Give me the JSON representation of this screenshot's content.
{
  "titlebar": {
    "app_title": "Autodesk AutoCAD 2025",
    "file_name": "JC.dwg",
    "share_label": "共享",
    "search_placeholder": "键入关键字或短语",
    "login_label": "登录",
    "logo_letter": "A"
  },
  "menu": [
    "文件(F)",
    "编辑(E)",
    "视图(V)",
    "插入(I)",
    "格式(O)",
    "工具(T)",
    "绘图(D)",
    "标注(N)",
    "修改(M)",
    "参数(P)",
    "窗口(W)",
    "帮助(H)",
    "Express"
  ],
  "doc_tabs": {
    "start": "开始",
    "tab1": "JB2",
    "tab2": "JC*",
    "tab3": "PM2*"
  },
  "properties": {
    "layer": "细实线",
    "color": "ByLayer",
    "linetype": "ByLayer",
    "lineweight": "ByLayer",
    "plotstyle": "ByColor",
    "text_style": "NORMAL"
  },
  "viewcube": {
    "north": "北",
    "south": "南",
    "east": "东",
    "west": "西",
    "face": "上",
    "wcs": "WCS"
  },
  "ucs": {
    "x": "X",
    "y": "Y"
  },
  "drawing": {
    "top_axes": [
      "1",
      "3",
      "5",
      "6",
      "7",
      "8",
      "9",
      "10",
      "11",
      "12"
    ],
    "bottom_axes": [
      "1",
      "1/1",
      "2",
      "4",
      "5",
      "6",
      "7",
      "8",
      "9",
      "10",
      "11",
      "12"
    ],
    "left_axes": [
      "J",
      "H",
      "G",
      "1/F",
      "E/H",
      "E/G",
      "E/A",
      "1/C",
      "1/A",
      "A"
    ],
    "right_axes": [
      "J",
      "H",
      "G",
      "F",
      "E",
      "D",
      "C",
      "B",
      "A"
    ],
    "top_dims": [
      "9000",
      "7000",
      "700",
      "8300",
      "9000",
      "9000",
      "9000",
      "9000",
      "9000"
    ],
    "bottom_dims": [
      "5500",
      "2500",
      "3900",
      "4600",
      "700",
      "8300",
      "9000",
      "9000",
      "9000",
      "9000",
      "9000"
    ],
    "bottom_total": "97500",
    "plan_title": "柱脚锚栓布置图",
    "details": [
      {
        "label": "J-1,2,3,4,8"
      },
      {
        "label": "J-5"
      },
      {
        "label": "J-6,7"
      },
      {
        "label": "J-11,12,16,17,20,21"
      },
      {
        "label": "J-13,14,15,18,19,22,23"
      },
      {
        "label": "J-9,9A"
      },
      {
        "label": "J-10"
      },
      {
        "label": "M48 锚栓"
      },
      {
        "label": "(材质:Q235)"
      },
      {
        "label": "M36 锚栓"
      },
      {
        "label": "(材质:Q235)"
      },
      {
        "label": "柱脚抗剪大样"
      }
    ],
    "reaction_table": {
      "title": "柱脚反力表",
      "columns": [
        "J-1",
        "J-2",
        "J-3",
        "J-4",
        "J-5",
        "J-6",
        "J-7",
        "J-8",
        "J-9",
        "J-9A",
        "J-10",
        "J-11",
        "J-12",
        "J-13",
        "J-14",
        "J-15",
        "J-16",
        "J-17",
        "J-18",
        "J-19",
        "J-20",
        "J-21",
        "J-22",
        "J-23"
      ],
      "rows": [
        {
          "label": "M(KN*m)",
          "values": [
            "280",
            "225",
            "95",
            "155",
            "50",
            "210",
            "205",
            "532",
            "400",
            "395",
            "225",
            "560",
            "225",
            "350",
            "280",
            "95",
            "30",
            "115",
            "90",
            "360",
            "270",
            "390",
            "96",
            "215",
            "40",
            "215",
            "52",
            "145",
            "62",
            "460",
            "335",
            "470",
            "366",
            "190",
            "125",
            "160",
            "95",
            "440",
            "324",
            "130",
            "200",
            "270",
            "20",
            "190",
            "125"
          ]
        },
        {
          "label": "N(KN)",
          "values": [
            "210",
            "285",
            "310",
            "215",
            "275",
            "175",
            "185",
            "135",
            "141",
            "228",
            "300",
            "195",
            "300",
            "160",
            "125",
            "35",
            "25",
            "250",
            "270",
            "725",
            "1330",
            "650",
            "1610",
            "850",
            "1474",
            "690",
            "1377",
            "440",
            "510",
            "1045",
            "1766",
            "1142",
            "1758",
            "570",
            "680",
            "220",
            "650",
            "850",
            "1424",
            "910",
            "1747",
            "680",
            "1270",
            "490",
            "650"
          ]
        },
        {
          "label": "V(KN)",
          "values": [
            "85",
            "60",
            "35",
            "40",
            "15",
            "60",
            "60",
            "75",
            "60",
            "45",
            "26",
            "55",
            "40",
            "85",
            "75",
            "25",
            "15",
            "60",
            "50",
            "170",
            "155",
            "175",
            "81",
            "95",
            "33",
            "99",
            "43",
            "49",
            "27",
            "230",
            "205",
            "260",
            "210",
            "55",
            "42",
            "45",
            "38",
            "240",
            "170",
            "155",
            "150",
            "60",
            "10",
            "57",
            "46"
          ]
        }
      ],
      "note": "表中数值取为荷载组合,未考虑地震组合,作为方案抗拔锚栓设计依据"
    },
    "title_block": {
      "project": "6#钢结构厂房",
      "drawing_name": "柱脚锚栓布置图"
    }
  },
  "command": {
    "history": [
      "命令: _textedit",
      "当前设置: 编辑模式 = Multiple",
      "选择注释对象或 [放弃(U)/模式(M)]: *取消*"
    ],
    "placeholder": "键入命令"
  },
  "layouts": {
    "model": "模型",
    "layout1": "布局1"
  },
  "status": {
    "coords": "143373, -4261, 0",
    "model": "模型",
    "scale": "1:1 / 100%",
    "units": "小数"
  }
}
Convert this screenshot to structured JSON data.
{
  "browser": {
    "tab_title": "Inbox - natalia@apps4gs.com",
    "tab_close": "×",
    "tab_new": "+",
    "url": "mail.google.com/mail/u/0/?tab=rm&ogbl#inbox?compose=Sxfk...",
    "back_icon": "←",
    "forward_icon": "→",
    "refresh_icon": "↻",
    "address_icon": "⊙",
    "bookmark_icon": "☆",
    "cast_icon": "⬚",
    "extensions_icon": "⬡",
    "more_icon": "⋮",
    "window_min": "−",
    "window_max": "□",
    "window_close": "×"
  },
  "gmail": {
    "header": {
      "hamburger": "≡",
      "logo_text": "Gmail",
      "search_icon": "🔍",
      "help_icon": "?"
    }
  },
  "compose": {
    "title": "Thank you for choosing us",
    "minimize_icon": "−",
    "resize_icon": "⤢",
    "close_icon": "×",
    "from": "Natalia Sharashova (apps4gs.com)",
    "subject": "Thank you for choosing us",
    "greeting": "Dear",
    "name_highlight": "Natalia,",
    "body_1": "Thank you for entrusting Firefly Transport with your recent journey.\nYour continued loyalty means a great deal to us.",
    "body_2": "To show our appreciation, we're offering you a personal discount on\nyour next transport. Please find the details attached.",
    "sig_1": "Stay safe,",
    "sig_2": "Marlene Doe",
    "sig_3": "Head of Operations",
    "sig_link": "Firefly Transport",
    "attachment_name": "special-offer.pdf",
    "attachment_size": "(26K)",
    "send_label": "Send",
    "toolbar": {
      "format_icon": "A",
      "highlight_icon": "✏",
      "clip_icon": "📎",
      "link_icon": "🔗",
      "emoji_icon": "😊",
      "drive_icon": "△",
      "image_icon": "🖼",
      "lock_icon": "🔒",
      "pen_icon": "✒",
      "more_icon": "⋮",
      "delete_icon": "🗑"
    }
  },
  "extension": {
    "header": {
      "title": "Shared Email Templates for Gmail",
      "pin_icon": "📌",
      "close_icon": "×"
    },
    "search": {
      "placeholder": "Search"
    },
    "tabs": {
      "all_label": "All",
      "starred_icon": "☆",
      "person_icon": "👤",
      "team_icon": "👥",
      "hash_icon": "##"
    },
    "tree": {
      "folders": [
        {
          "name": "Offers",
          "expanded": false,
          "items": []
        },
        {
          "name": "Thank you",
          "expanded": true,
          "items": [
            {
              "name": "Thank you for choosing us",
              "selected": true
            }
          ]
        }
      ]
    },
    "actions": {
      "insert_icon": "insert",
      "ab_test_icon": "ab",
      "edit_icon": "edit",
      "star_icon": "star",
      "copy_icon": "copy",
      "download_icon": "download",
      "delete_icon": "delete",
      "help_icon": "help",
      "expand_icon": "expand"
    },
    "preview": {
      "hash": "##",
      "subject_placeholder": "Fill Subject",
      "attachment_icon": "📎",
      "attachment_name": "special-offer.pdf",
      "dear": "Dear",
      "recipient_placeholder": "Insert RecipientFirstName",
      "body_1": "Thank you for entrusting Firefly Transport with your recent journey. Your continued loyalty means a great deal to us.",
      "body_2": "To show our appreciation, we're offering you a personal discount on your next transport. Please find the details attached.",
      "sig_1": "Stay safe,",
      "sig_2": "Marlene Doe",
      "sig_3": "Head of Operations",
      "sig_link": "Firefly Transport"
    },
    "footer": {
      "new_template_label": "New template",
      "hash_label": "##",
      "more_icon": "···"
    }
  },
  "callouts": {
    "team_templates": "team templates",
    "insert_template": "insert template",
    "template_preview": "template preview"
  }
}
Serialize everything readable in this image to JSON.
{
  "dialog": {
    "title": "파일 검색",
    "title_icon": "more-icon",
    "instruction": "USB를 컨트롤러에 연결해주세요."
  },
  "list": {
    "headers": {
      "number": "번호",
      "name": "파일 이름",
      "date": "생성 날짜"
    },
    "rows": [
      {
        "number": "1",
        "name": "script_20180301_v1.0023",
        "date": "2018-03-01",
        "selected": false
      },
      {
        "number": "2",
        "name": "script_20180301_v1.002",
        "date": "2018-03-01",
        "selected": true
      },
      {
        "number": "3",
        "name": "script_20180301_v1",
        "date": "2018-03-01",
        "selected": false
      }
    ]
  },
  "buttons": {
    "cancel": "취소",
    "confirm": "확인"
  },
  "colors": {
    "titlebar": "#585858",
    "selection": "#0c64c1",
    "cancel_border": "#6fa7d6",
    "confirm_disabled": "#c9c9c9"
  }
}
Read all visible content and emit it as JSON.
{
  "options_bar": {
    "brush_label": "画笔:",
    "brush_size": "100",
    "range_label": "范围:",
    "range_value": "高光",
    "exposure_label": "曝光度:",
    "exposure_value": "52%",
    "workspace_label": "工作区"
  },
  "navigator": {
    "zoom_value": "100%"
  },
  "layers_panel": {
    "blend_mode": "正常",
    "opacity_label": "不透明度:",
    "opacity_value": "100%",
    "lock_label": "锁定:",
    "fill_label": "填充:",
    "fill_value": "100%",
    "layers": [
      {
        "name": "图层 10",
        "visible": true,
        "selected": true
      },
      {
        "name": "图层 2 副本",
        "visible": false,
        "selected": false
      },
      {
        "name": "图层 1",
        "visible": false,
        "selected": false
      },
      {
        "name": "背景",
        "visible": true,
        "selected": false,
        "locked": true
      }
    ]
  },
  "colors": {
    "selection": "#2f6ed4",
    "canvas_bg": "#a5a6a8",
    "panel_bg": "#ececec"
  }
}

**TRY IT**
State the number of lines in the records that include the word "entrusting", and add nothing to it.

**EXERCISE RESULT**
2